24 March 2014
The winner of this year's Quills Twitter Competition has been announced.
24 March 2014
The 2013 Student Journalist of the Year is Aliyah Stotyn from Melbourne University.
21 March 2014
The publication of secret tapes revealing deep divisions within the state government which led to the downfall of Premier Ted Baillieu, has won Herald Sun reporter James Campbell, Victoria’s top journalism prize.


Brett McLeod
17 October 2011

Of all the elements in a TV news story, the one that is likely to gain the most criticism is the piece to camera, or PTC. When used well, the PTC allows us to see the impact of a story through a reporter’s reflections. From Michael Buerk in Ethiopia to Philip Williams in Beslan, Brett McLeod discusses the common criticisms and effective use of the 'Piece to Camera.'

Media and law
18 September 2011

The transformation of traditional concepts of media has created a range of complex new challenges for media lawyers. In particular, multifaceted issues arising from social media in the context of the conventional law of defamation include jurisdictional concerns, responsibility for publication and the vast potential for damage to reputation (in addition to contempt and privacy issues). The need to revisit defamation laws is increasingly apparent, to ensure both reputation and freedom of expression are adequately protected in the age of social media. Corrs Chambers Westgarth Partner and Melbourne Press Club committee member Richard Leder provides an overview of some of the challenges to existing Australian media law posed by social media.

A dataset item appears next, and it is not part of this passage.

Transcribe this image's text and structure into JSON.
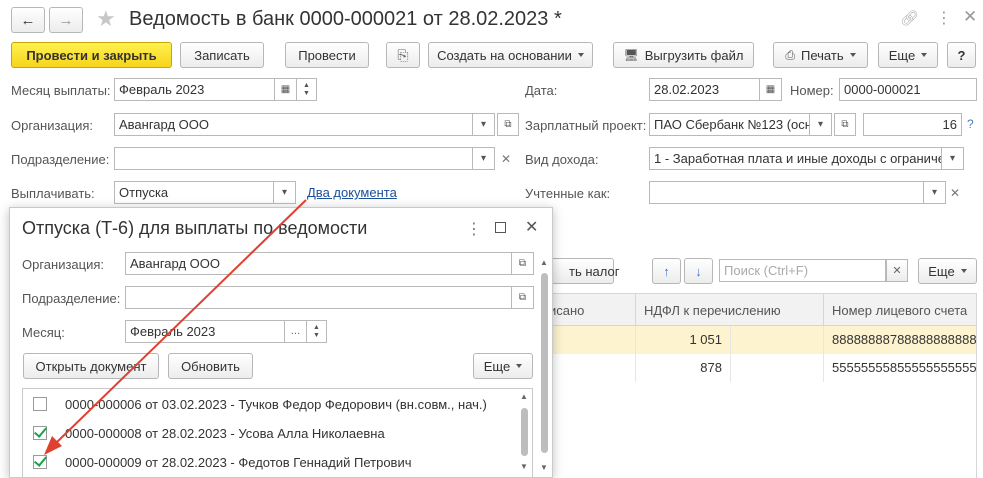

Young Journalist of the Year Award winner Henrietta Cook
11 August 2011

Henrietta Cook won the Young Journalist of the Year Award at this year's Quills for her story on two Ivanhoe Girls Grammar students banned from attending their school formal as partners.

Part of her prize for winning the award was a trip to the United States to attend the Investigative Reporters and Editors Conference, which was held in Florida in June.

The conference featured some of the most renowned investigative journalists on the planet, and the experience has opened her eyes to new ways of being a journalist.

News of the World
4 August 2011

Minter Ellison's Nick Petrie, Tarryn Ryan and Veronica Scott look at how Australian law would apply to the 'phone-hacking' activities of News of the World, which activities are lawful and which would be an offence, what penalties could be imposed, what remedies victims might have under breach of privacy and breach of confidence laws. We will also look at the extent to which journalists can record conversations in order to secure newsworthy information and the application of statutory privacy laws.

Ashley Argoon
15 July 2011

Jobs in journalism are not exactly easy to come by nowadays. The Border Mail cadet journalist Ashley Argoon relates how she managed to get started in the profession and surveys what she has learned in the several months she has been a full-time journalist.

Julie Posetti speaking at the Wheeler Centre
12 July 2011

University of Canberra Journalism lecturer and social media researcher/consultant Julie Posetti was in Melbourne recently to give a talk at the Wheeler Centre on the “Twitterisation of Journalism”, a subject she is currently writing a PhD thesis on.

While she was here, the Melbourne Press Club’s Craig Butt spoke to her about how journalists can get started on Twitter, who the best people to follow are and how the microblogging service is changing the way we think about journalism.

Derryn Hinch's "Name Them and Shame Them" rally
9 May 2011

Leading media lawyer Peter Bartlett, a vice president of the Melbourne Press Club, analyses 3AW broadcaster Derryn Hinch’s legal fight to name paedophiles and sex offenders. Peter is a partner at Minter Ellison, which acts for Fairfax, owner of 3AW.

Peter Bartlett, Denis Muller, Jo Chandler and Michael Gawenda
2 May 2011

Journalists have to maintain a detached professionalism even when covering the most traumatic disasters, a recent panel discussion on the challenges faced by the media in such situations was told.

Jo Chandler, a senior writer at The Age, advised journalists:  “Don’t abandon critical thinking, ever. Always remain skeptical. We should always be questioning, even the people who appear to be angels within this context. We’re obliged to be respectful and include our humanity but not in the process sacrifice our professionalism.

Tim Costello and Michael Gawenda
21 April 2011

Excellence in journalism means not just exercising professional skills but one’s full human capacity, World Vision CEO Reverend Tim Costello said in a lecture in Melbourne on April 20.

Mr Costello said journalists exerted considerable influence on how events were interpreted and should take care not to cross ethical lines when covering disasters.

In a lecture for the University of Melbourne’s Centre for Advanced Journalism, Mr Costello outlined ways in which the media could cover disasters in a more ethical manner. He also highlighted the importance of journalists learning to cope with trauma and noted how social media was changing disaster reporting.

Arthur Freeman
18 April 2011

After covering the plea and sentencing of Arthur Freeman, who was last week sentenced to life in prison with a 32-year-minimum for throwing his four-year-old daughter Darcey off the Westgate Bridge, Channel Seven Court Reporter Kate Obsorn reflects on one of the most difficult aspects of court reporting - witnessing the darkest grief of others as it is revisited in the courtroom.